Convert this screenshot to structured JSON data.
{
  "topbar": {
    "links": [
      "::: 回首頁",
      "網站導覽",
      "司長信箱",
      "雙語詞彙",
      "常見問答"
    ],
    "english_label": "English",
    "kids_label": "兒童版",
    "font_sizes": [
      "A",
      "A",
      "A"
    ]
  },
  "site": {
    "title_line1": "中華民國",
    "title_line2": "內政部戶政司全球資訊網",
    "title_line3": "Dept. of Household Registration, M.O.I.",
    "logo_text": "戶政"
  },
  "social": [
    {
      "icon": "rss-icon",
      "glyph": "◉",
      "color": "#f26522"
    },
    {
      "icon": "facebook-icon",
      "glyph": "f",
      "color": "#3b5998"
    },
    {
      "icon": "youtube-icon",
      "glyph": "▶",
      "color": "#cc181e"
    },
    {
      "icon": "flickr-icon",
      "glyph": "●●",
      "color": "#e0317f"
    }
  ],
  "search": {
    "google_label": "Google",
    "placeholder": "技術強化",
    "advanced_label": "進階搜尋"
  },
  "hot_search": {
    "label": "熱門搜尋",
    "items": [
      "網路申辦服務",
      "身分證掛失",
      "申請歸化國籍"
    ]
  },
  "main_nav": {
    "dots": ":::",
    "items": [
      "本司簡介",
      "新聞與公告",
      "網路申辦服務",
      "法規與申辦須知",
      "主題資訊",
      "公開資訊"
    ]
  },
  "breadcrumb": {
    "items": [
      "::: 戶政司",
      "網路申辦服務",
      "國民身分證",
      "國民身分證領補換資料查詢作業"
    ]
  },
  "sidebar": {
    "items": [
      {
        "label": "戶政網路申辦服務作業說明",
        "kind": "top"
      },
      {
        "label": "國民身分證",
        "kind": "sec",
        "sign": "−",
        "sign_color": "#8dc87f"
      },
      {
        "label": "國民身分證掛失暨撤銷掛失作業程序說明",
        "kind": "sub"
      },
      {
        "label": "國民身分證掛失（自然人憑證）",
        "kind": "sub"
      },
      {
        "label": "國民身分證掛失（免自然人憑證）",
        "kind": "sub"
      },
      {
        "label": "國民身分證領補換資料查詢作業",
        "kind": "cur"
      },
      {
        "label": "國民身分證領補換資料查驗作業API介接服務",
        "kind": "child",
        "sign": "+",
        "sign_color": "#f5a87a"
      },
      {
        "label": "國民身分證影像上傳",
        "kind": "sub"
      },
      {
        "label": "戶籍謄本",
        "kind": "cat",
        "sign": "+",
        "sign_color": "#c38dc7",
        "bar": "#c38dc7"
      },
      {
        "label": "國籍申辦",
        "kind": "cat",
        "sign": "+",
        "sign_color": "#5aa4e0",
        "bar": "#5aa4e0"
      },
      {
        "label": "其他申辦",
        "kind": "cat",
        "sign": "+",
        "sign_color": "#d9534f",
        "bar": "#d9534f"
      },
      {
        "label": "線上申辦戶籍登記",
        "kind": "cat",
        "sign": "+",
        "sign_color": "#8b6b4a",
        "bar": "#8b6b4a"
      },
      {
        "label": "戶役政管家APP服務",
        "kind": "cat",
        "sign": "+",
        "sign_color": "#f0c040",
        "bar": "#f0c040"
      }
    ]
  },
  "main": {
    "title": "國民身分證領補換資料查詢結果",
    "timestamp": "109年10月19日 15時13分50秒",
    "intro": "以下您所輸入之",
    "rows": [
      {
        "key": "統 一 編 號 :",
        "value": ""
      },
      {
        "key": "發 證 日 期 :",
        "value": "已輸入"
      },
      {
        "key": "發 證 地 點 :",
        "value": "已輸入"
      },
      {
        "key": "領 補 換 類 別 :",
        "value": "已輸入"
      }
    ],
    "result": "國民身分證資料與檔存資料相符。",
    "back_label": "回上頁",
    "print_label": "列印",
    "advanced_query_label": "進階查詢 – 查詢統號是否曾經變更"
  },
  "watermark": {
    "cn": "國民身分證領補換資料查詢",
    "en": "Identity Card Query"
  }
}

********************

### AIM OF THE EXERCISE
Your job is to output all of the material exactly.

### WORKED SOLUTION
Convert this screenshot to structured JSON data.
{
  "topbar": {
    "links": [
      "::: 回首頁",
      "網站導覽",
      "司長信箱",
      "雙語詞彙",
      "常見問答"
    ],
    "english_label": "English",
    "kids_label": "兒童版",
    "font_sizes": [
      "A",
      "A",
      "A"
    ]
  },
  "site": {
    "title_line1": "中華民國",
    "title_line2": "內政部戶政司全球資訊網",
    "title_line3": "Dept. of Household Registration, M.O.I.",
    "logo_text": "戶政"
  },
  "social": [
    {
      "icon": "rss-icon",
      "glyph": "◉",
      "color": "#f26522"
    },
    {
      "icon": "facebook-icon",
      "glyph": "f",
      "color": "#3b5998"
    },
    {
      "icon": "youtube-icon",
      "glyph": "▶",
      "color": "#cc181e"
    },
    {
      "icon": "flickr-icon",
      "glyph": "●●",
      "color": "#e0317f"
    }
  ],
  "search": {
    "google_label": "Google",
    "placeholder": "技術強化",
    "advanced_label": "進階搜尋"
  },
  "hot_search": {
    "label": "熱門搜尋",
    "items": [
      "網路申辦服務",
      "身分證掛失",
      "申請歸化國籍"
    ]
  },
  "main_nav": {
    "dots": ":::",
    "items": [
      "本司簡介",
      "新聞與公告",
      "網路申辦服務",
      "法規與申辦須知",
      "主題資訊",
      "公開資訊"
    ]
  },
  "breadcrumb": {
    "items": [
      "::: 戶政司",
      "網路申辦服務",
      "國民身分證",
      "國民身分證領補換資料查詢作業"
    ]
  },
  "sidebar": {
    "items": [
      {
        "label": "戶政網路申辦服務作業說明",
        "kind": "top"
      },
      {
        "label": "國民身分證",
        "kind": "sec",
        "sign": "−",
        "sign_color": "#8dc87f"
      },
      {
        "label": "國民身分證掛失暨撤銷掛失作業程序說明",
        "kind": "sub"
      },
      {
        "label": "國民身分證掛失（自然人憑證）",
        "kind": "sub"
      },
      {
        "label": "國民身分證掛失（免自然人憑證）",
        "kind": "sub"
      },
      {
        "label": "國民身分證領補換資料查詢作業",
        "kind": "cur"
      },
      {
        "label": "國民身分證領補換資料查驗作業API介接服務",
        "kind": "child",
        "sign": "+",
        "sign_color": "#f5a87a"
      },
      {
        "label": "國民身分證影像上傳",
        "kind": "sub"
      },
      {
        "label": "戶籍謄本",
        "kind": "cat",
        "sign": "+",
        "sign_color": "#c38dc7",
        "bar": "#c38dc7"
      },
      {
        "label": "國籍申辦",
        "kind": "cat",
        "sign": "+",
        "sign_color": "#5aa4e0",
        "bar": "#5aa4e0"
      },
      {
        "label": "其他申辦",
        "kind": "cat",
        "sign": "+",
        "sign_color": "#d9534f",
        "bar": "#d9534f"
      },
      {
        "label": "線上申辦戶籍登記",
        "kind": "cat",
        "sign": "+",
        "sign_color": "#8b6b4a",
        "bar": "#8b6b4a"
      },
      {
        "label": "戶役政管家APP服務",
        "kind": "cat",
        "sign": "+",
        "sign_color": "#f0c040",
        "bar": "#f0c040"
      }
    ]
  },
  "main": {
    "title": "國民身分證領補換資料查詢結果",
    "timestamp": "109年10月19日 15時13分50秒",
    "intro": "以下您所輸入之",
    "rows": [
      {
        "key": "統 一 編 號 :",
        "value": ""
      },
      {
        "key": "發 證 日 期 :",
        "value": "已輸入"
      },
      {
        "key": "發 證 地 點 :",
        "value": "已輸入"
      },
      {
        "key": "領 補 換 類 別 :",
        "value": "已輸入"
      }
    ],
    "result": "國民身分證資料與檔存資料相符。",
    "back_label": "回上頁",
    "print_label": "列印",
    "advanced_query_label": "進階查詢 – 查詢統號是否曾經變更"
  },
  "watermark": {
    "cn": "國民身分證領補換資料查詢",
    "en": "Identity Card Query"
  }
}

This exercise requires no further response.